As mortgage blues continue, one more lender is gone from the American landscape. That lender is HSBC Finance, formerly known as predatory lender Household International.
Household was sold to HSBC in 2003, following Household’s $484 million predatory lending settlement. After HSBC purchased the company the name was changed to HSBC Finance Corp., but little if anything really changed. HSBC continued to finance subordinated loans such as home equity loans. HSBC also operated Decision One Mortgage.
On September 21, 2007, HSBC will took an $880 million writedown and closed the business.
Trying to make a profit from subprime lasted until March of 2009, at which time HSBC exited all but credit card operations. HSBC shut down HSBC Auto lending as well.
While HSBC served a niche market that may remain under-served for many years, it was Household International under the guidance of CEO William F. Aldinger that transitioned from a well respected company to a predatory lender.

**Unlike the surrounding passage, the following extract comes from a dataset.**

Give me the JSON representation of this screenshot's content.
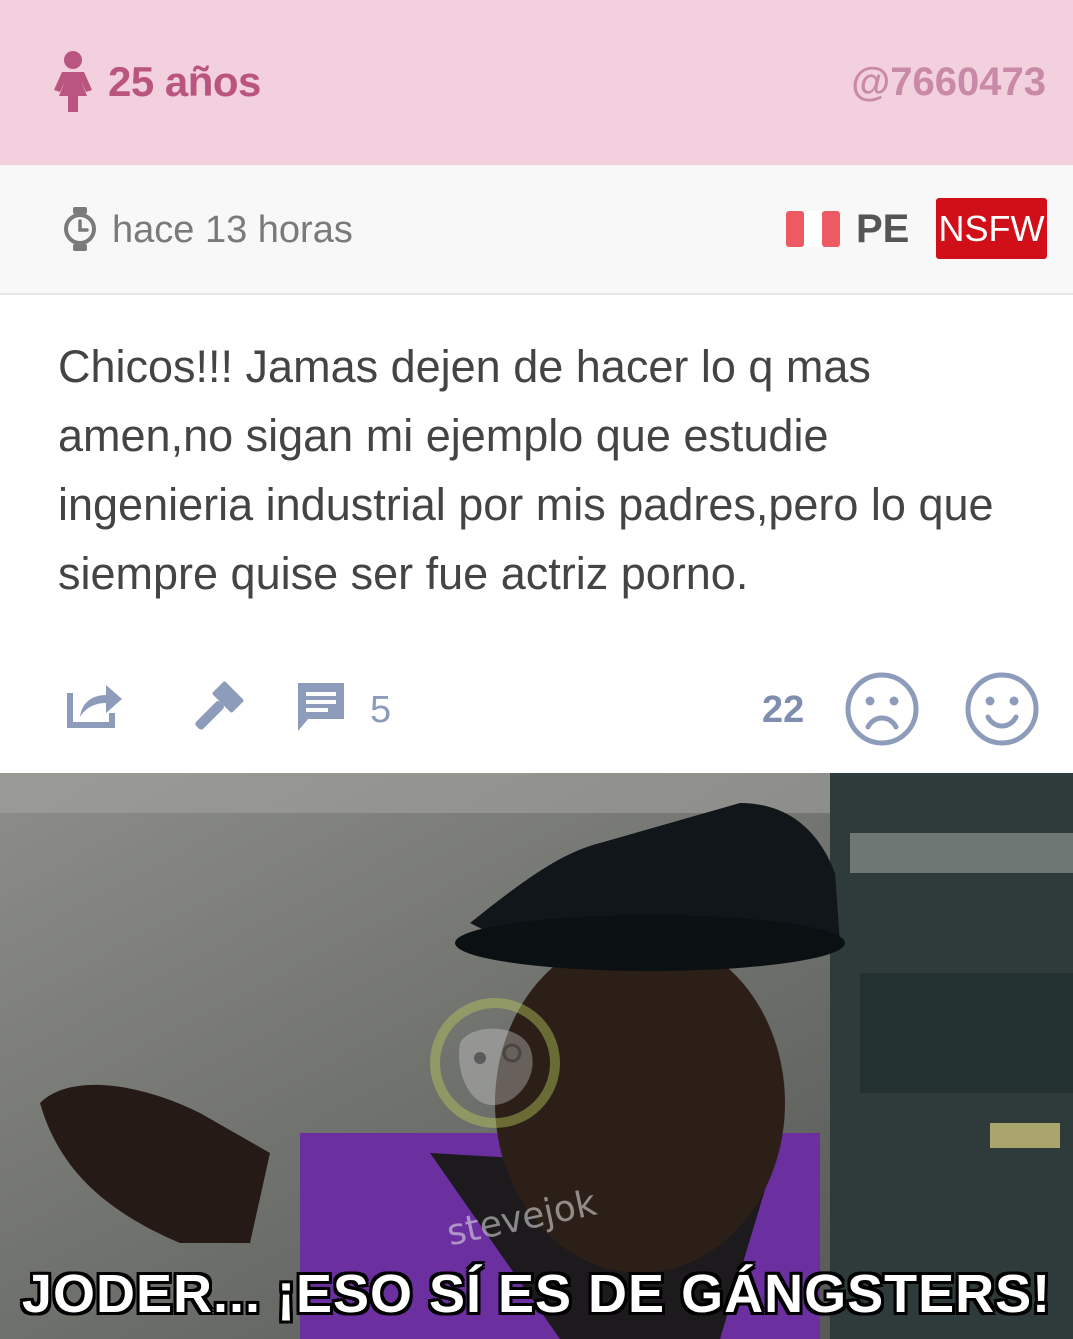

In April 1998, Household agreed to buy Beneficial Corp. for about $8.25 billion in stock, a deal that would create one of the nation’s largest consumer finance and credit card companies. Aldinger had been in charge of Household International for four years at that time, joining the company in 1994.
Household International was sued by the State of California the same year that Household International bought Beneficial. California’s Department of Corporations sued Household International in 1998 to stop Household from charging excessive administrative fees after the company admitted to 36,000 instances in which it had violated state lending laws and regulations. Household agreed, but what actually happened shocked to everyone.
In 2001 the state of California sued Household International again after discovering that “Not only did Household fail to comply in 1998, but it began practicing even more abusive lending procedures and passed these practices on to its sister corporation, Beneficial, Inc. As a result, many African-Americans, Latinos and economically disadvantaged Californians found themselves illegally nickeled and dimed by a $26 billion company.”
Household International continued to ignore legal actions, denying allegations, and settling allegations when there was no other option. With the possible exception of Household’s $484 million predatory lending lawsuit, profits from illegal actions far exceeded the fines.
HSBC continued to operate HSBC Finance with few changes. Previous settlements mandated some changes, but history already proved that HSBC would ignore what they could.
It was rumored that HFC and Beneficial Finance, operated by HSBC with much of the old Household International staff, would eventually be licensed to sell prime mortgages. It was not to be.
Whether a partial disregard for the law caught up with HSBC Finance, or whether regulators simply did not trust the company remains to be seen. One fact is clear. HSBC Finance killed the specter of Household International for good.